NORTHPORT, Maine — Maine has met many of its homeland security objectives in the years since the Sept. 11 terrorist attacks, but additional strategic planning is needed as funding from the federal government continues to diminish.
That was the overall reality being considered by the various federal, state, county and local members of the Maine State Homeland Security Strategy Working Group that gathered for a two-day meeting at Point Lookout beginning Wednesday.
The group was brought together to work on updating the state’s strategic plan, which they developed seven years ago and updated in 2005, as well as to discuss ways to meet those goals in a shifting economic climate.
Many of the sessions involved sensitive matters, but officials attending the meeting took time Wednesday to discuss some of the issues with members of the media.
Maine National Guard Maj. Gen. John W. Libby, the state’s adjutant general and head of the Maine Department of Defense, Veterans Services and Emergency Management, said the meeting would give the participants an opportunity to “review where we have been, where we are currently at, and what the road ahead looks like.”
Libby said the state had already reached its goals of developing increased regional capability in communications and response in the event of a chemical, biological or radiological event. He said Maine has a 22-member civilian support team working on emergency management issues and has established 10 emergency response teams that are constantly training with state and local agencies.
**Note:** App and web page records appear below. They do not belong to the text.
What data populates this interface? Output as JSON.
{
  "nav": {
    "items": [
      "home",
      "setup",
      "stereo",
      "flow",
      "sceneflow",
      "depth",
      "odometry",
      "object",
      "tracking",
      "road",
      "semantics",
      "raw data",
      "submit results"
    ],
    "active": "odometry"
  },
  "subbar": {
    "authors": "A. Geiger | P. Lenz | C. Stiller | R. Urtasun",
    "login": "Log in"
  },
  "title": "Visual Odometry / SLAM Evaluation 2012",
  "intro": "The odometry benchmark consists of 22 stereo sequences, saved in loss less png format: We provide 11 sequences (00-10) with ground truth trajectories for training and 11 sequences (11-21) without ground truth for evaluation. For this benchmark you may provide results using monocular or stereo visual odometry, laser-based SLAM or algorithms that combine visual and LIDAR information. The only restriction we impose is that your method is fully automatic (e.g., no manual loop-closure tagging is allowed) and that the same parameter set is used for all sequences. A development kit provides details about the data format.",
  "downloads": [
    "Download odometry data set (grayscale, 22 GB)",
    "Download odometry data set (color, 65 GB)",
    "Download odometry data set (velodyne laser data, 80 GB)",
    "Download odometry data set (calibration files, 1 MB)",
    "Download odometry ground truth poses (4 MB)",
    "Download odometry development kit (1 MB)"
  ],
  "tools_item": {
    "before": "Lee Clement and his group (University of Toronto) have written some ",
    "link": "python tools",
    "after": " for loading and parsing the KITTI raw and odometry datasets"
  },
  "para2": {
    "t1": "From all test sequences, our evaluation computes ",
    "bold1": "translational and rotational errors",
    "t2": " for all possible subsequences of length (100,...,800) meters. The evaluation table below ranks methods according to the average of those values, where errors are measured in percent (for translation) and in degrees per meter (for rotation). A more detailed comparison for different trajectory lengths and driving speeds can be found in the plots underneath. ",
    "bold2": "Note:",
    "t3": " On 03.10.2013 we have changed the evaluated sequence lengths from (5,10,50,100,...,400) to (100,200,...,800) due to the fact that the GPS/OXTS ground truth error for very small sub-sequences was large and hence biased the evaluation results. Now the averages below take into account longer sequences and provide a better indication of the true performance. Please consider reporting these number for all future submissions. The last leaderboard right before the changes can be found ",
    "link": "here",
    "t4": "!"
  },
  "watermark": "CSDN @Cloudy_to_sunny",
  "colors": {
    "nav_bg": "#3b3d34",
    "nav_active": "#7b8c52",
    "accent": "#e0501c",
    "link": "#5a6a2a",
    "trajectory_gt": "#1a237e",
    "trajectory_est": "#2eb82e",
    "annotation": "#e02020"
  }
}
Libby said the Sept. 11 attacks created some “strange bedfellows, if you will,” by bringing together federal, state, county and local police agencies that in the past did not always work together as they do now. Those improved working conditions have resulted in dramatically improved sharing of intelligence.
“It was an intelligence failure, one could argue, that was the cause of 9-11,” Libby said. “Much of that has been eliminated with better intelligence sharing between the states and the feds and between the federal agencies themselves.”
Libby said that because the state’s National Guard and emergency management are overseen by the same department, the two agencies have always worked closely together. Until Sept. 11, however, all of their planning centered on natural disasters. That focus has been expanded to
man-made disasters as well, he said. State and local agencies have conducted drills for years and will take part in a national vigilance exercise next year.
“Are we better prepared than we were on 9-11? Absolutely,” he said. “We’re better prepared to respond to and we’re better prepared to recover from a terrorist event.”
Libby said the difficulty will be to continue those activities as funding from the federal government slows. He said it’s natural for the government to shift its resources in other areas and it’s up to planners to decide where to focus those shrinking resources.
“I don’t find that unusual as the nation responds to other priorities,” Libby said of the decline in funding. “But that has certainly limited our ability to do the things we have on our to-do list as well as limiting the resources to get them done.”
Bill DeLong, director of the homeland security division of the Maine Emergency Management Agency, said the state received more than $85 million in homeland security grants in the immediate aftermath of Sept. 11. That figure dropped to about $20 million in the last federal fiscal year.
“There’s still risk, there’s still vulnerability,” DeLong said. “We look at what the risk is and how you drive down the risk with a reduced amount of resources. Being smart about how we spend the money is absolutely critical, which is why having an updated strategy is so critical.”